### Work task
Each line of the records needs to come back exactly as written.

....

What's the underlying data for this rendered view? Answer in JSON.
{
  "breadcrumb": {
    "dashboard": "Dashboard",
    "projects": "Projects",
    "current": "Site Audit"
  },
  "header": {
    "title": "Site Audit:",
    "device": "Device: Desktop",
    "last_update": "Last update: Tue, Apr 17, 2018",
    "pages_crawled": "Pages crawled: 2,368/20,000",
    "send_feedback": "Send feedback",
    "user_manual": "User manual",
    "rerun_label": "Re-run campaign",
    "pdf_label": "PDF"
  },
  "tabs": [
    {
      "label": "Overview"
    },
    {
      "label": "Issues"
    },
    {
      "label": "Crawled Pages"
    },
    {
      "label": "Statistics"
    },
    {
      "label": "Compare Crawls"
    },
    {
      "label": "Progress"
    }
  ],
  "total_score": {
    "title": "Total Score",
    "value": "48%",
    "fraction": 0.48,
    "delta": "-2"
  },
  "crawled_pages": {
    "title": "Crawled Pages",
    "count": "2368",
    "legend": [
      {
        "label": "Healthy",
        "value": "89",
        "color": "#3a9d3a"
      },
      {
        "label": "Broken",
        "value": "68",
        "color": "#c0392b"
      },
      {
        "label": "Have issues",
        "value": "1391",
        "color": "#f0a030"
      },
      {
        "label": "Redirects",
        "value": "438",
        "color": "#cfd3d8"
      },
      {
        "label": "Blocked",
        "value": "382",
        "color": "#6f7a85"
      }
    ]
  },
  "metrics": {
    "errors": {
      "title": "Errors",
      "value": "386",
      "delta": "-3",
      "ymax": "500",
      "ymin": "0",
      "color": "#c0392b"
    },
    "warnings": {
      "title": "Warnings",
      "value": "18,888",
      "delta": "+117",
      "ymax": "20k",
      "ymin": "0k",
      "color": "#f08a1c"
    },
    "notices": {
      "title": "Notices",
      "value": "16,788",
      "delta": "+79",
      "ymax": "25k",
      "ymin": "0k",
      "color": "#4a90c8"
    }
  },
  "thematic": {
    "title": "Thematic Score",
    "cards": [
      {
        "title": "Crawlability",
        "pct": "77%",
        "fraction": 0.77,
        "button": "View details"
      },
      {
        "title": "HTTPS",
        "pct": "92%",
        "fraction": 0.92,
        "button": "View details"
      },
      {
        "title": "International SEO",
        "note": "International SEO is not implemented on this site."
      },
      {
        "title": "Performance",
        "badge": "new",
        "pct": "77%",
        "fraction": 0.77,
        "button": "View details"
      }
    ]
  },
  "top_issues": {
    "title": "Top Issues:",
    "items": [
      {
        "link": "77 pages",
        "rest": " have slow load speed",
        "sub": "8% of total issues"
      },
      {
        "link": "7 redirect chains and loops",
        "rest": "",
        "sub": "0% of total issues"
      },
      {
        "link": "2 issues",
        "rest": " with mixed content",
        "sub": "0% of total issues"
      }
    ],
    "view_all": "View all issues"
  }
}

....

### Your solution
What's the underlying data for this rendered view? Answer in JSON.
{
  "breadcrumb": {
    "dashboard": "Dashboard",
    "projects": "Projects",
    "current": "Site Audit"
  },
  "header": {
    "title": "Site Audit:",
    "device": "Device: Desktop",
    "last_update": "Last update: Tue, Apr 17, 2018",
    "pages_crawled": "Pages crawled: 2,368/20,000",
    "send_feedback": "Send feedback",
    "user_manual": "User manual",
    "rerun_label": "Re-run campaign",
    "pdf_label": "PDF"
  },
  "tabs": [
    {
      "label": "Overview"
    },
    {
      "label": "Issues"
    },
    {
      "label": "Crawled Pages"
    },
    {
      "label": "Statistics"
    },
    {
      "label": "Compare Crawls"
    },
    {
      "label": "Progress"
    }
  ],
  "total_score": {
    "title": "Total Score",
    "value": "48%",
    "fraction": 0.48,
    "delta": "-2"
  },
  "crawled_pages": {
    "title": "Crawled Pages",
    "count": "2368",
    "legend": [
      {
        "label": "Healthy",
        "value": "89",
        "color": "#3a9d3a"
      },
      {
        "label": "Broken",
        "value": "68",
        "color": "#c0392b"
      },
      {
        "label": "Have issues",
        "value": "1391",
        "color": "#f0a030"
      },
      {
        "label": "Redirects",
        "value": "438",
        "color": "#cfd3d8"
      },
      {
        "label": "Blocked",
        "value": "382",
        "color": "#6f7a85"
      }
    ]
  },
  "metrics": {
    "errors": {
      "title": "Errors",
      "value": "386",
      "delta": "-3",
      "ymax": "500",
      "ymin": "0",
      "color": "#c0392b"
    },
    "warnings": {
      "title": "Warnings",
      "value": "18,888",
      "delta": "+117",
      "ymax": "20k",
      "ymin": "0k",
      "color": "#f08a1c"
    },
    "notices": {
      "title": "Notices",
      "value": "16,788",
      "delta": "+79",
      "ymax": "25k",
      "ymin": "0k",
      "color": "#4a90c8"
    }
  },
  "thematic": {
    "title": "Thematic Score",
    "cards": [
      {
        "title": "Crawlability",
        "pct": "77%",
        "fraction": 0.77,
        "button": "View details"
      },
      {
        "title": "HTTPS",
        "pct": "92%",
        "fraction": 0.92,
        "button": "View details"
      },
      {
        "title": "International SEO",
        "note": "International SEO is not implemented on this site."
      },
      {
        "title": "Performance",
        "badge": "new",
        "pct": "77%",
        "fraction": 0.77,
        "button": "View details"
      }
    ]
  },
  "top_issues": {
    "title": "Top Issues:",
    "items": [
      {
        "link": "77 pages",
        "rest": " have slow load speed",
        "sub": "8% of total issues"
      },
      {
        "link": "7 redirect chains and loops",
        "rest": "",
        "sub": "0% of total issues"
      },
      {
        "link": "2 issues",
        "rest": " with mixed content",
        "sub": "0% of total issues"
      }
    ],
    "view_all": "View all issues"
  }
}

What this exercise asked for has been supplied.